National Crime Records Bureau (NCRB) reports show that more than 73 murders have been linked to superstitious beliefs and practises in the country in 2021 alone. However, most believe that the real number is much higher.
Moreover, these practises are renowned for disproportionately targeting the most vulnerable members of society, including women, children, and the poor. This has been seconded by activist and eminent scholar Vidya Bal, who said in a comment that it is usually the “women and the poor who suffer the most at the hands of those who use religion and rituals. It has been a long struggle to imbibe rationality in the minds of people.”
Does India’s current legislative framework talk about human sacrifice?
There is no central law in India that specifically addresses offences involving witchcraft, superstition, or occult-inspired acts. In the lack of a national law, a few states have passed legislation to combat witchcraft and protect women from lethal "witch-hunting."
Despite the absence of a national law addressing superstitious activities, black magic, or human sacrifice, several provisions of the Indian Penal Code outline penalties relevant to such occurrences.
Section 302 (penalty for murder) takes human sacrifice into account, but only after the murder has occurred. In a similar fashion, Section 295A (Deliberate and malicious acts intended to offend the religious sentiments of any class by insulting its religion or its beliefs) discourages such conduct.
Furthermore, Article 51A (h) of the Indian Constitution makes it a fundamental duty for Indian citizens to develop the scientific temper, humanism and the spirit of inquiry and reform.
Other elements of the Drugs and Magic Remedies Act of 1954 try to combat the crippling effects of India's widespread superstitious practises.
Respective State Laws
Maharashtra Prevention and Eradication of Human Sacrifice and other Inhuman, Evil and Aghori Practices and Black Magic Act
The Assam Witch Hunting (Prohibition, Prevention and Protection) Act, 2015.
Karnataka Prevention and Eradication of Inhuman Evil Practices and Black Magic Act, 2017 came into effect in January 2020.
Bihar was the first State to enact a law to prevent witchcraft, identification of a woman as a witch and“eliminate torture, humiliation and killing of women.” The Prevention of Witch (Daain) Practices Act came into force in 1999. Whoever identifies a person as a "witch" and assists in this identification faces up to three months in jail, a 1,000 fine, or both.
Need For State Intervention
Allowing the unfettered continuation of such activities breaches Articles 14 and 21 of the Indian Constitution, which protect an individual's right to equality and right to life, respectively. In the absence of steps to combat superstitions, unscientific and irrational practises such as faith healing, quackery, and disinformation about medical treatments can flourish, which can have major negative impacts on public order and citizen health.

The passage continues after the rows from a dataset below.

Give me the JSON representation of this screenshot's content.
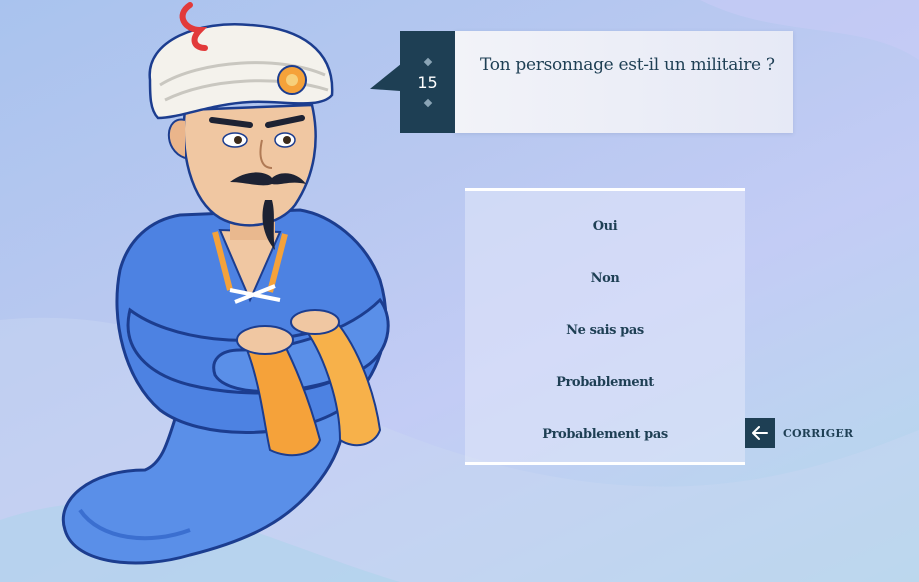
{
  "question": {
    "number": "15",
    "text": "Ton personnage est-il un militaire ?"
  },
  "answers": [
    {
      "label": "Oui"
    },
    {
      "label": "Non"
    },
    {
      "label": "Ne sais pas"
    },
    {
      "label": "Probablement"
    },
    {
      "label": "Probablement pas"
    }
  ],
  "corriger": {
    "label": "CORRIGER",
    "icon": "arrow-left-icon"
  },
  "genie": {
    "icon": "akinator-genie-illustration"
  },
  "colors": {
    "primary": "#1e3f54",
    "background": "#b8c8f0",
    "genie_robe": "#4a7de0",
    "turban": "#f4f2ec",
    "sleeves": "#f5a23a"
  }
}
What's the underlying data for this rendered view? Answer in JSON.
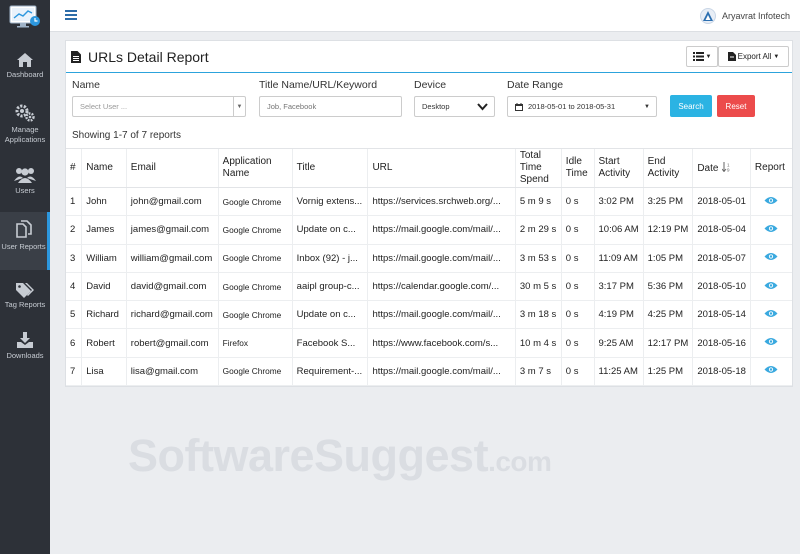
{
  "app": {
    "company": "Aryavrat Infotech"
  },
  "sidebar": {
    "items": [
      {
        "label": "Dashboard",
        "icon": "home-icon"
      },
      {
        "label": "Manage Applications",
        "icon": "gears-icon"
      },
      {
        "label": "Users",
        "icon": "users-icon"
      },
      {
        "label": "User Reports",
        "icon": "copy-icon"
      },
      {
        "label": "Tag Reports",
        "icon": "tags-icon"
      },
      {
        "label": "Downloads",
        "icon": "download-icon"
      }
    ]
  },
  "report": {
    "title": "URLs Detail Report",
    "export_label": "Export All",
    "showing": "Showing 1-7 of 7 reports"
  },
  "filters": {
    "name": {
      "label": "Name",
      "placeholder": "Select User ..."
    },
    "title": {
      "label": "Title Name/URL/Keyword",
      "placeholder": "Job, Facebook"
    },
    "device": {
      "label": "Device",
      "value": "Desktop"
    },
    "date": {
      "label": "Date Range",
      "value": "2018-05-01 to 2018-05-31"
    },
    "search_label": "Search",
    "reset_label": "Reset"
  },
  "table": {
    "headers": {
      "num": "#",
      "name": "Name",
      "email": "Email",
      "app": "Application Name",
      "title": "Title",
      "url": "URL",
      "total": "Total Time Spend",
      "idle": "Idle Time",
      "start": "Start Activity",
      "end": "End Activity",
      "date": "Date",
      "report": "Report"
    },
    "rows": [
      {
        "num": "1",
        "name": "John",
        "email": "john@gmail.com",
        "app": "Google Chrome",
        "title": "Vornig extens...",
        "url": "https://services.srchweb.org/...",
        "total": "5 m 9 s",
        "idle": "0 s",
        "start": "3:02 PM",
        "end": "3:25 PM",
        "date": "2018-05-01"
      },
      {
        "num": "2",
        "name": "James",
        "email": "james@gmail.com",
        "app": "Google Chrome",
        "title": "Update on c...",
        "url": "https://mail.google.com/mail/...",
        "total": "2 m 29 s",
        "idle": "0 s",
        "start": "10:06 AM",
        "end": "12:19 PM",
        "date": "2018-05-04"
      },
      {
        "num": "3",
        "name": "William",
        "email": "william@gmail.com",
        "app": "Google Chrome",
        "title": "Inbox (92) - j...",
        "url": "https://mail.google.com/mail/...",
        "total": "3 m 53 s",
        "idle": "0 s",
        "start": "11:09 AM",
        "end": "1:05 PM",
        "date": "2018-05-07"
      },
      {
        "num": "4",
        "name": "David",
        "email": "david@gmail.com",
        "app": "Google Chrome",
        "title": "aaipl group-c...",
        "url": "https://calendar.google.com/...",
        "total": "30 m 5 s",
        "idle": "0 s",
        "start": "3:17 PM",
        "end": "5:36 PM",
        "date": "2018-05-10"
      },
      {
        "num": "5",
        "name": "Richard",
        "email": "richard@gmail.com",
        "app": "Google Chrome",
        "title": "Update on c...",
        "url": "https://mail.google.com/mail/...",
        "total": "3 m 18 s",
        "idle": "0 s",
        "start": "4:19 PM",
        "end": "4:25 PM",
        "date": "2018-05-14"
      },
      {
        "num": "6",
        "name": "Robert",
        "email": "robert@gmail.com",
        "app": "Firefox",
        "title": "Facebook S...",
        "url": "https://www.facebook.com/s...",
        "total": "10 m 4 s",
        "idle": "0 s",
        "start": "9:25 AM",
        "end": "12:17 PM",
        "date": "2018-05-16"
      },
      {
        "num": "7",
        "name": "Lisa",
        "email": "lisa@gmail.com",
        "app": "Google Chrome",
        "title": "Requirement-...",
        "url": "https://mail.google.com/mail/...",
        "total": "3 m 7 s",
        "idle": "0 s",
        "start": "11:25 AM",
        "end": "1:25 PM",
        "date": "2018-05-18"
      }
    ]
  },
  "watermark": {
    "main": "SoftwareSuggest",
    "domain": ".com"
  },
  "colors": {
    "sidebar": "#2d3138",
    "accent": "#2ca3dc",
    "search": "#2bb3e3",
    "reset": "#ec4b4b",
    "eye": "#3aa9df"
  }
}
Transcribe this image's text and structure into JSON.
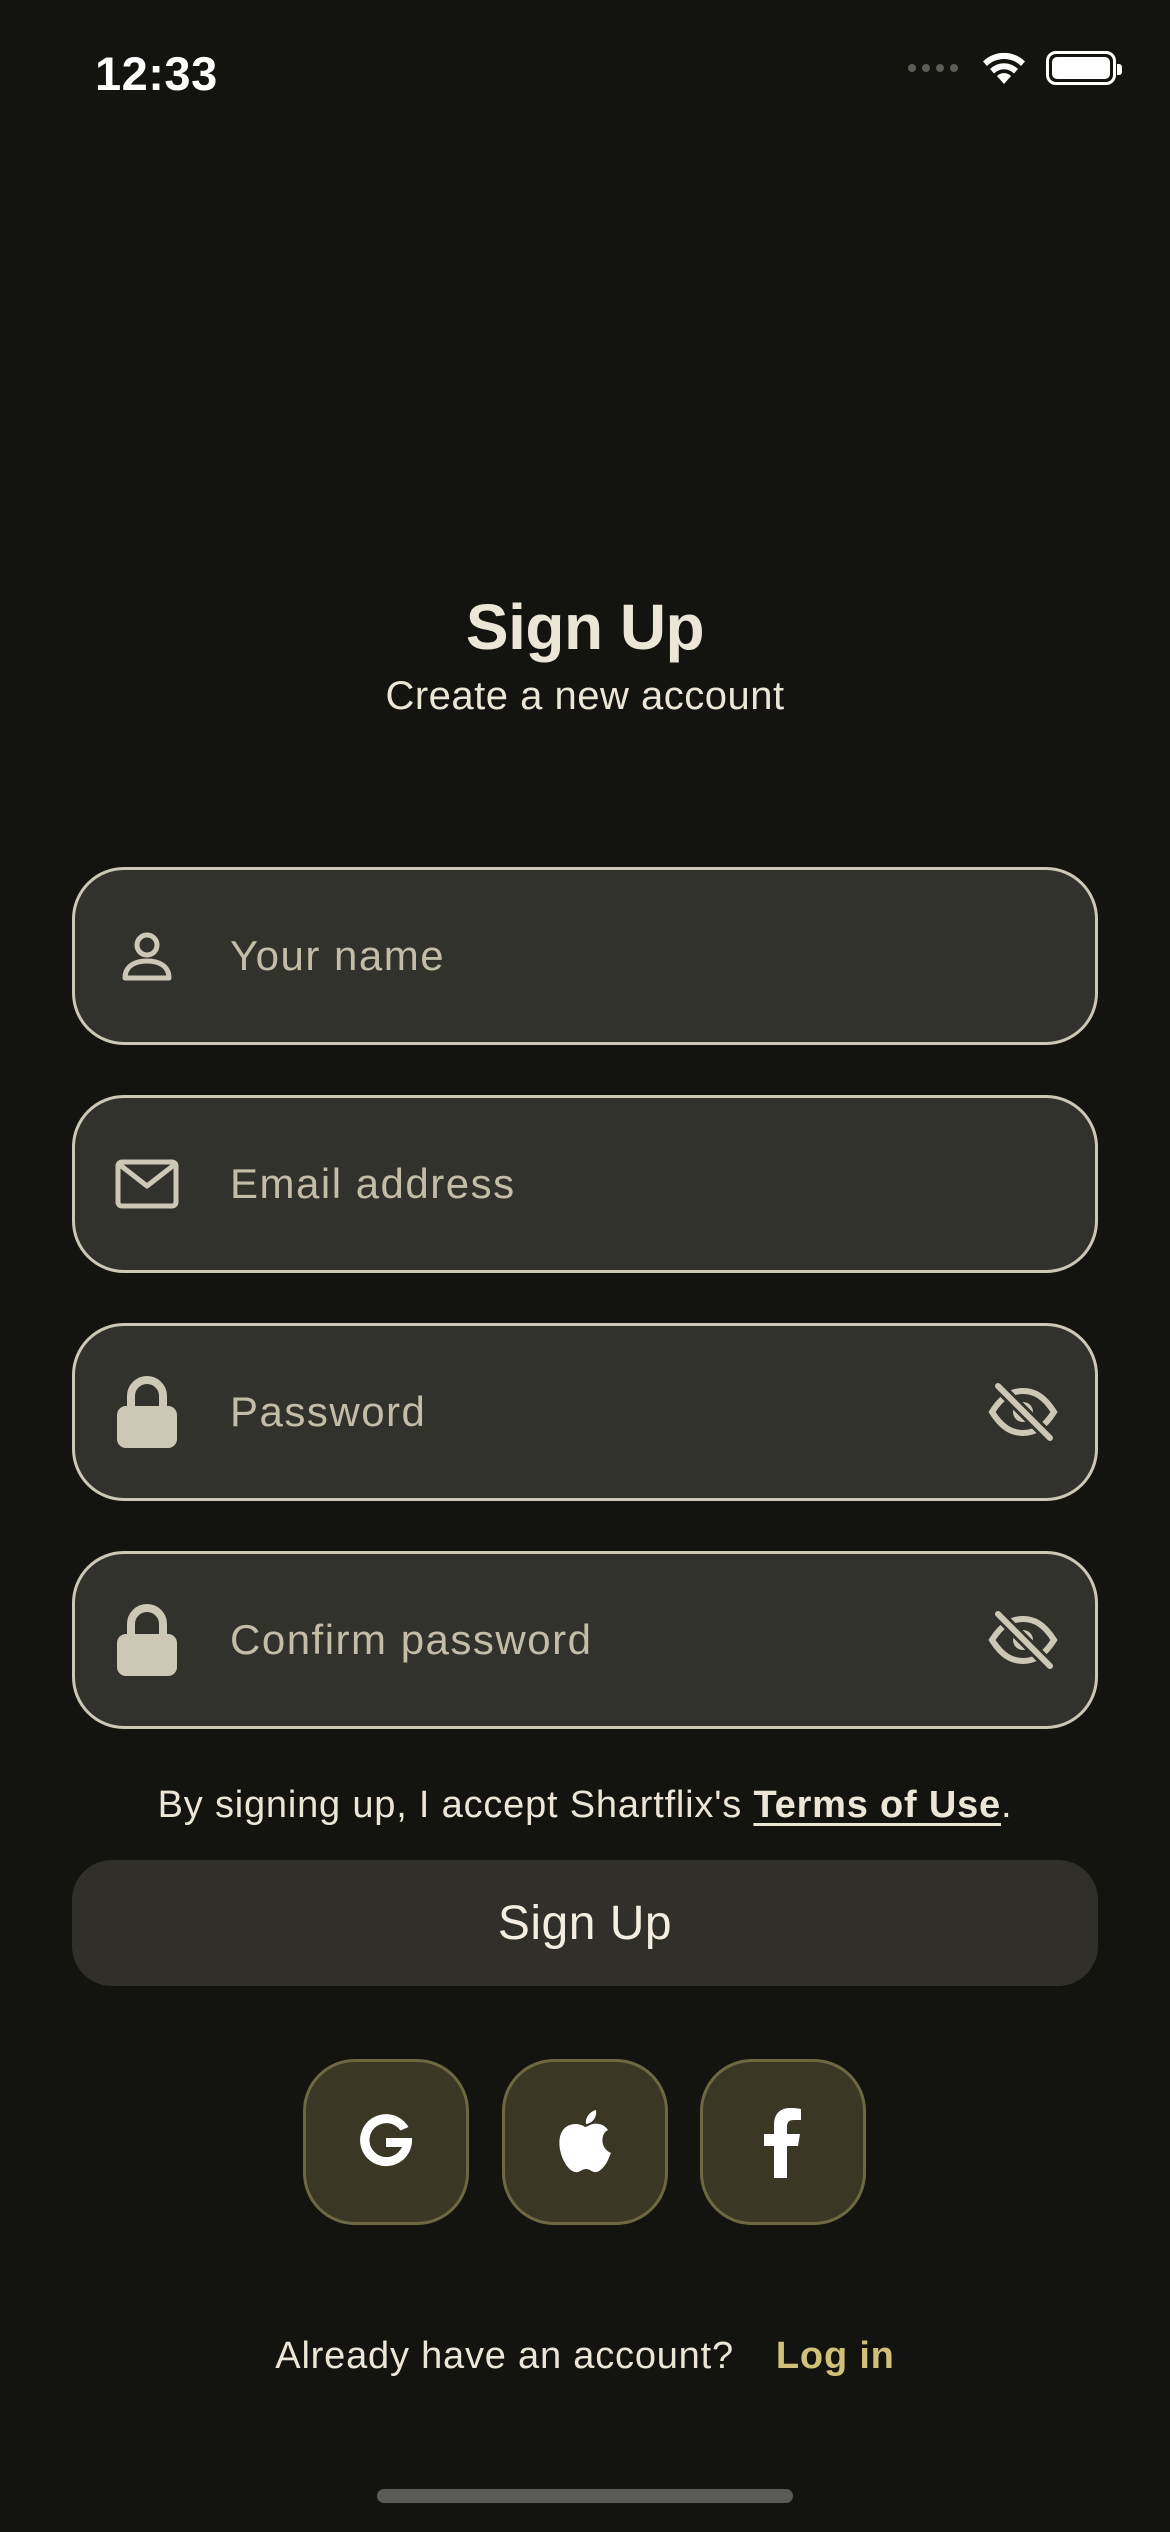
{
  "status_bar": {
    "time": "12:33"
  },
  "header": {
    "title": "Sign Up",
    "subtitle": "Create a new account"
  },
  "form": {
    "name": {
      "value": "",
      "placeholder": "Your name",
      "icon": "person-icon"
    },
    "email": {
      "value": "",
      "placeholder": "Email address",
      "icon": "mail-icon"
    },
    "password": {
      "value": "",
      "placeholder": "Password",
      "icon": "lock-icon",
      "toggle_icon": "eye-off-icon"
    },
    "confirm_password": {
      "value": "",
      "placeholder": "Confirm password",
      "icon": "lock-icon",
      "toggle_icon": "eye-off-icon"
    }
  },
  "terms": {
    "prefix": "By signing up, I accept Shartflix's ",
    "link": "Terms of Use",
    "suffix": "."
  },
  "signup_button": {
    "label": "Sign Up"
  },
  "social": [
    {
      "provider": "google",
      "icon": "google-icon"
    },
    {
      "provider": "apple",
      "icon": "apple-icon"
    },
    {
      "provider": "facebook",
      "icon": "facebook-icon"
    }
  ],
  "footer": {
    "question": "Already have an account?",
    "login_link": "Log in"
  },
  "colors": {
    "background": "#13130f",
    "field_background": "#32322c",
    "field_border": "#cdc8b6",
    "text": "#ece6d6",
    "accent": "#d0c078",
    "social_background": "#3a3725",
    "social_border": "#6d6841"
  }
}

However, it is important to keep in mind that introducing legislation to address this social issue will only be half the battle won, as meaningful reform will require raising public awareness through information campaigns and enlisting community/religious leaders to dispel myths surrounding these practises.